Here’s a simple thought:
When people design their forex system they are told that the market can only go in any of three directions: up, down or sideways, and to therefore design their system incorporating this as their foundation.
Unfortunately this is not the core foundation behind how markets operate. Sure, they go up, down and sideways, but designing a system that will incorporate every possible up, down and sideways movement will not work in every context.
The core foundation behind your system should be simpler, and not complex based on trying to incorporate every scenario.
In fact, it really only revolves around one factor, not three (up, down, sideways), or two (fear & greed). It is also a concept so simple most people overlook it.
So what is it?
That’s it, pure and simple.
What do you mean “change”?
You may have heard of the old axiom, there are two things guaranteed in life: one is death, and the other is taxes.
There is another, and most people don’t see it, and that is: change.
Nothing will ever be the same tomorrow, the next hour, or the next milli-milli-milli-second. We change. The markets also change.
Even if the price does stays the same, there is one factor that never will and that is time. That is why we are in a state of change even if everything in the markets stays the same.

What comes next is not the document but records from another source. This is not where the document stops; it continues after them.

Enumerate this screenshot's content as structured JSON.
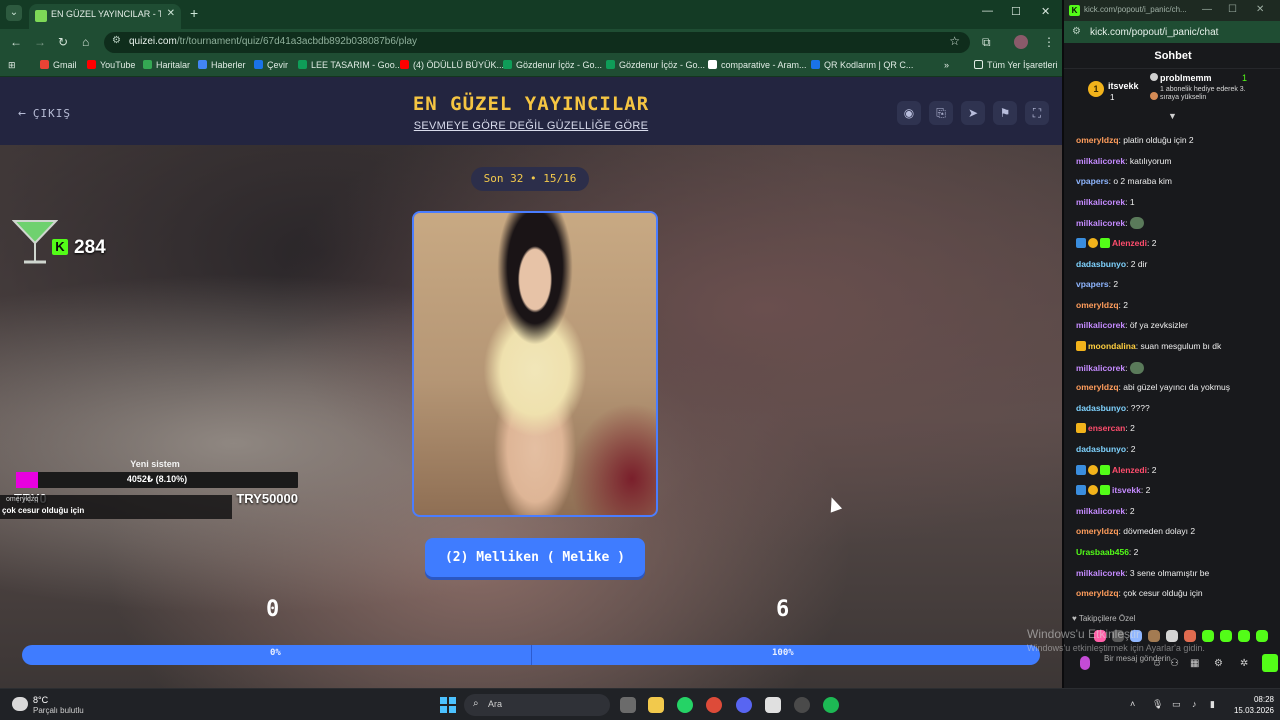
{
  "browser": {
    "tab_title": "EN GÜZEL YAYINCILAR - Tier Li",
    "url_host": "quizei.com",
    "url_path": "/tr/tournament/quiz/67d41a3acbdb892b038087b6/play",
    "bookmarks": [
      "Gmail",
      "YouTube",
      "Haritalar",
      "Haberler",
      "Çevir",
      "LEE TASARIM - Goo...",
      "(4) ÖDÜLLÜ BÜYÜK...",
      "Gözdenur İçöz - Go...",
      "Gözdenur İçöz - Go...",
      "comparative - Aram...",
      "QR Kodlarım | QR C..."
    ],
    "bookmarks_more": "»",
    "bookmarks_all": "Tüm Yer İşaretleri"
  },
  "quiz": {
    "exit_label": "ÇIKIŞ",
    "title": "EN GÜZEL YAYINCILAR",
    "subtitle": "SEVMEYE GÖRE DEĞİL GÜZELLİĞE GÖRE",
    "round_label": "Son 32 • 15/16",
    "candidate_name": "(2) Melliken ( Melike )",
    "score_left": "0",
    "score_right": "6",
    "progress_left_label": "0%",
    "progress_right_label": "100%",
    "progress_right_fraction": 1.0
  },
  "overlay": {
    "kick_points": "284",
    "goal_title": "Yeni sistem",
    "goal_value": "4052₺ (8.10%)",
    "goal_fraction": 0.081,
    "goal_min": "TRY0",
    "goal_max": "TRY50000",
    "tts_user": "omeryldzq",
    "tts_message": "çok cesur olduğu için"
  },
  "popup": {
    "window_title": "kick.com/popout/i_panic/ch...",
    "url": "kick.com/popout/i_panic/chat",
    "chat_title": "Sohbet",
    "pinned_left_name": "itsvekk",
    "pinned_left_count": "1",
    "pinned_right_name": "probImemm",
    "pinned_right_count": "1",
    "pinned_right_text": "1 abonelik hediye ederek 3. sıraya yükselin",
    "follower_only": "Takipçilere Özel",
    "send_placeholder": "Bir mesaj gönderin",
    "watermark_title": "Windows'u Etkinleştir",
    "watermark_text": "Windows'u etkinleştirmek için Ayarlar'a gidin."
  },
  "chat": [
    {
      "user": "omeryldzq",
      "color": "#ff9d5c",
      "text": "platin olduğu için 2"
    },
    {
      "user": "milkalicorek",
      "color": "#c58bff",
      "text": "katılıyorum"
    },
    {
      "user": "vpapers",
      "color": "#8fb6ff",
      "text": "o 2 maraba kim"
    },
    {
      "user": "milkalicorek",
      "color": "#c58bff",
      "text": "1"
    },
    {
      "user": "milkalicorek",
      "color": "#c58bff",
      "text": "",
      "emote": true
    },
    {
      "user": "Alenzedi",
      "color": "#ff4d6d",
      "text": "2",
      "badges": true
    },
    {
      "user": "dadasbunyo",
      "color": "#7fd3ff",
      "text": "2 dir"
    },
    {
      "user": "vpapers",
      "color": "#8fb6ff",
      "text": "2"
    },
    {
      "user": "omeryldzq",
      "color": "#ff9d5c",
      "text": "2"
    },
    {
      "user": "milkalicorek",
      "color": "#c58bff",
      "text": "öf ya zevksizler"
    },
    {
      "user": "moondalina",
      "color": "#ffcf3f",
      "text": "suan mesgulum bı dk",
      "crown": true
    },
    {
      "user": "milkalicorek",
      "color": "#c58bff",
      "text": "",
      "emote": true
    },
    {
      "user": "omeryldzq",
      "color": "#ff9d5c",
      "text": "abi güzel yayıncı da yokmuş"
    },
    {
      "user": "dadasbunyo",
      "color": "#7fd3ff",
      "text": "????"
    },
    {
      "user": "ensercan",
      "color": "#ff4d6d",
      "text": "2",
      "crown": true
    },
    {
      "user": "dadasbunyo",
      "color": "#7fd3ff",
      "text": "2"
    },
    {
      "user": "Alenzedi",
      "color": "#ff4d6d",
      "text": "2",
      "badges": true
    },
    {
      "user": "itsvekk",
      "color": "#c58bff",
      "text": "2",
      "badges": true
    },
    {
      "user": "milkalicorek",
      "color": "#c58bff",
      "text": "2"
    },
    {
      "user": "omeryldzq",
      "color": "#ff9d5c",
      "text": "dövmeden dolayı 2"
    },
    {
      "user": "Urasbaab456",
      "color": "#53fc18",
      "text": "2"
    },
    {
      "user": "milkalicorek",
      "color": "#c58bff",
      "text": "3 sene olmamıştır be"
    },
    {
      "user": "omeryldzq",
      "color": "#ff9d5c",
      "text": "çok cesur olduğu için"
    }
  ],
  "taskbar": {
    "weather_temp": "8°C",
    "weather_desc": "Parçalı bulutlu",
    "search_label": "Ara",
    "time": "08:28",
    "date": "15.03.2026"
  },
  "colors": {
    "accent_blue": "#3f7cff",
    "title_gold": "#f5c542",
    "kick_green": "#53fc18",
    "goal_magenta": "#e800e0"
  }
}
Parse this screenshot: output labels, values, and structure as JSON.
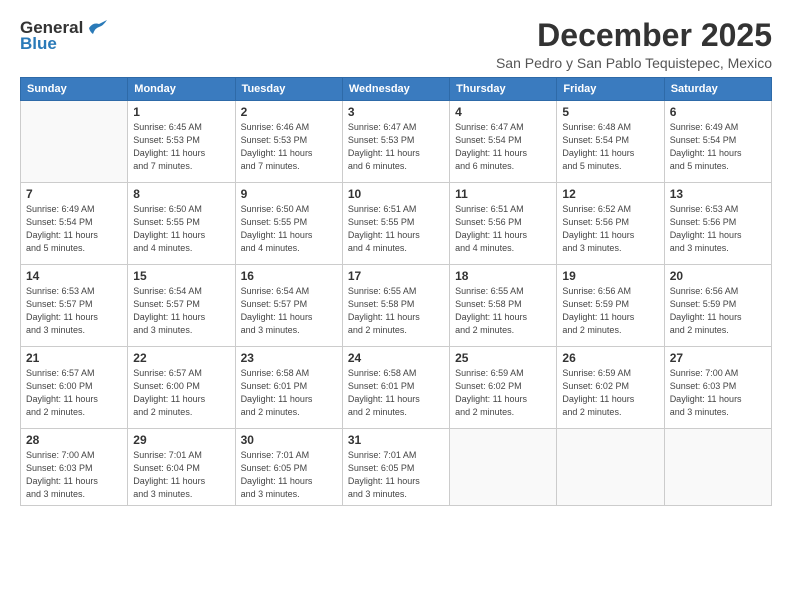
{
  "logo": {
    "line1": "General",
    "line2": "Blue"
  },
  "header": {
    "month": "December 2025",
    "location": "San Pedro y San Pablo Tequistepec, Mexico"
  },
  "weekdays": [
    "Sunday",
    "Monday",
    "Tuesday",
    "Wednesday",
    "Thursday",
    "Friday",
    "Saturday"
  ],
  "weeks": [
    [
      {
        "day": "",
        "info": ""
      },
      {
        "day": "1",
        "info": "Sunrise: 6:45 AM\nSunset: 5:53 PM\nDaylight: 11 hours\nand 7 minutes."
      },
      {
        "day": "2",
        "info": "Sunrise: 6:46 AM\nSunset: 5:53 PM\nDaylight: 11 hours\nand 7 minutes."
      },
      {
        "day": "3",
        "info": "Sunrise: 6:47 AM\nSunset: 5:53 PM\nDaylight: 11 hours\nand 6 minutes."
      },
      {
        "day": "4",
        "info": "Sunrise: 6:47 AM\nSunset: 5:54 PM\nDaylight: 11 hours\nand 6 minutes."
      },
      {
        "day": "5",
        "info": "Sunrise: 6:48 AM\nSunset: 5:54 PM\nDaylight: 11 hours\nand 5 minutes."
      },
      {
        "day": "6",
        "info": "Sunrise: 6:49 AM\nSunset: 5:54 PM\nDaylight: 11 hours\nand 5 minutes."
      }
    ],
    [
      {
        "day": "7",
        "info": "Sunrise: 6:49 AM\nSunset: 5:54 PM\nDaylight: 11 hours\nand 5 minutes."
      },
      {
        "day": "8",
        "info": "Sunrise: 6:50 AM\nSunset: 5:55 PM\nDaylight: 11 hours\nand 4 minutes."
      },
      {
        "day": "9",
        "info": "Sunrise: 6:50 AM\nSunset: 5:55 PM\nDaylight: 11 hours\nand 4 minutes."
      },
      {
        "day": "10",
        "info": "Sunrise: 6:51 AM\nSunset: 5:55 PM\nDaylight: 11 hours\nand 4 minutes."
      },
      {
        "day": "11",
        "info": "Sunrise: 6:51 AM\nSunset: 5:56 PM\nDaylight: 11 hours\nand 4 minutes."
      },
      {
        "day": "12",
        "info": "Sunrise: 6:52 AM\nSunset: 5:56 PM\nDaylight: 11 hours\nand 3 minutes."
      },
      {
        "day": "13",
        "info": "Sunrise: 6:53 AM\nSunset: 5:56 PM\nDaylight: 11 hours\nand 3 minutes."
      }
    ],
    [
      {
        "day": "14",
        "info": "Sunrise: 6:53 AM\nSunset: 5:57 PM\nDaylight: 11 hours\nand 3 minutes."
      },
      {
        "day": "15",
        "info": "Sunrise: 6:54 AM\nSunset: 5:57 PM\nDaylight: 11 hours\nand 3 minutes."
      },
      {
        "day": "16",
        "info": "Sunrise: 6:54 AM\nSunset: 5:57 PM\nDaylight: 11 hours\nand 3 minutes."
      },
      {
        "day": "17",
        "info": "Sunrise: 6:55 AM\nSunset: 5:58 PM\nDaylight: 11 hours\nand 2 minutes."
      },
      {
        "day": "18",
        "info": "Sunrise: 6:55 AM\nSunset: 5:58 PM\nDaylight: 11 hours\nand 2 minutes."
      },
      {
        "day": "19",
        "info": "Sunrise: 6:56 AM\nSunset: 5:59 PM\nDaylight: 11 hours\nand 2 minutes."
      },
      {
        "day": "20",
        "info": "Sunrise: 6:56 AM\nSunset: 5:59 PM\nDaylight: 11 hours\nand 2 minutes."
      }
    ],
    [
      {
        "day": "21",
        "info": "Sunrise: 6:57 AM\nSunset: 6:00 PM\nDaylight: 11 hours\nand 2 minutes."
      },
      {
        "day": "22",
        "info": "Sunrise: 6:57 AM\nSunset: 6:00 PM\nDaylight: 11 hours\nand 2 minutes."
      },
      {
        "day": "23",
        "info": "Sunrise: 6:58 AM\nSunset: 6:01 PM\nDaylight: 11 hours\nand 2 minutes."
      },
      {
        "day": "24",
        "info": "Sunrise: 6:58 AM\nSunset: 6:01 PM\nDaylight: 11 hours\nand 2 minutes."
      },
      {
        "day": "25",
        "info": "Sunrise: 6:59 AM\nSunset: 6:02 PM\nDaylight: 11 hours\nand 2 minutes."
      },
      {
        "day": "26",
        "info": "Sunrise: 6:59 AM\nSunset: 6:02 PM\nDaylight: 11 hours\nand 2 minutes."
      },
      {
        "day": "27",
        "info": "Sunrise: 7:00 AM\nSunset: 6:03 PM\nDaylight: 11 hours\nand 3 minutes."
      }
    ],
    [
      {
        "day": "28",
        "info": "Sunrise: 7:00 AM\nSunset: 6:03 PM\nDaylight: 11 hours\nand 3 minutes."
      },
      {
        "day": "29",
        "info": "Sunrise: 7:01 AM\nSunset: 6:04 PM\nDaylight: 11 hours\nand 3 minutes."
      },
      {
        "day": "30",
        "info": "Sunrise: 7:01 AM\nSunset: 6:05 PM\nDaylight: 11 hours\nand 3 minutes."
      },
      {
        "day": "31",
        "info": "Sunrise: 7:01 AM\nSunset: 6:05 PM\nDaylight: 11 hours\nand 3 minutes."
      },
      {
        "day": "",
        "info": ""
      },
      {
        "day": "",
        "info": ""
      },
      {
        "day": "",
        "info": ""
      }
    ]
  ]
}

Why sure they may exhibit similar behaviors, similar patterns, but if you design a system with a thousand indicators that in the past made 100% per year, then when the markets “change” your system will no longer operate as it once did.
You failed to incorporate change – and your bank account will soon reflect this (I know mine did twice!).
Unfortunately there is no black and white answer on whether you have incorporated change into your forex system. The only help I can offer is that the systems which seem to do well over time are simple and model human behaviour.
Think about that.
If your core foundation is to design your system around the simple concept of change, then why should your system have ultra specific entry gates? How many entry gates should you have? Are you over-optimising?
Smart programmers are beginning to design their trading systems by making the system analyse historical performance of their system over the last X periods, and then they incorporate the best variables to trade over the next Y periods.
These smart programmers understand the concept of change and are tweaking their system so that it automatically changes.
To help you with your forex trading here are some questions for you to consider:
- What is change?
- What is the average change?
- When will I know the market has changed?
- Why has the market changed (explore possibly the fundamental reasons)?
- How has the market changed (explore possibly the technical reasons)?
- Where has the market changed?
- What variables can I change with the way I trade?
Have fun exploring these questions, and don’t forget keep your system simple and stay flexible!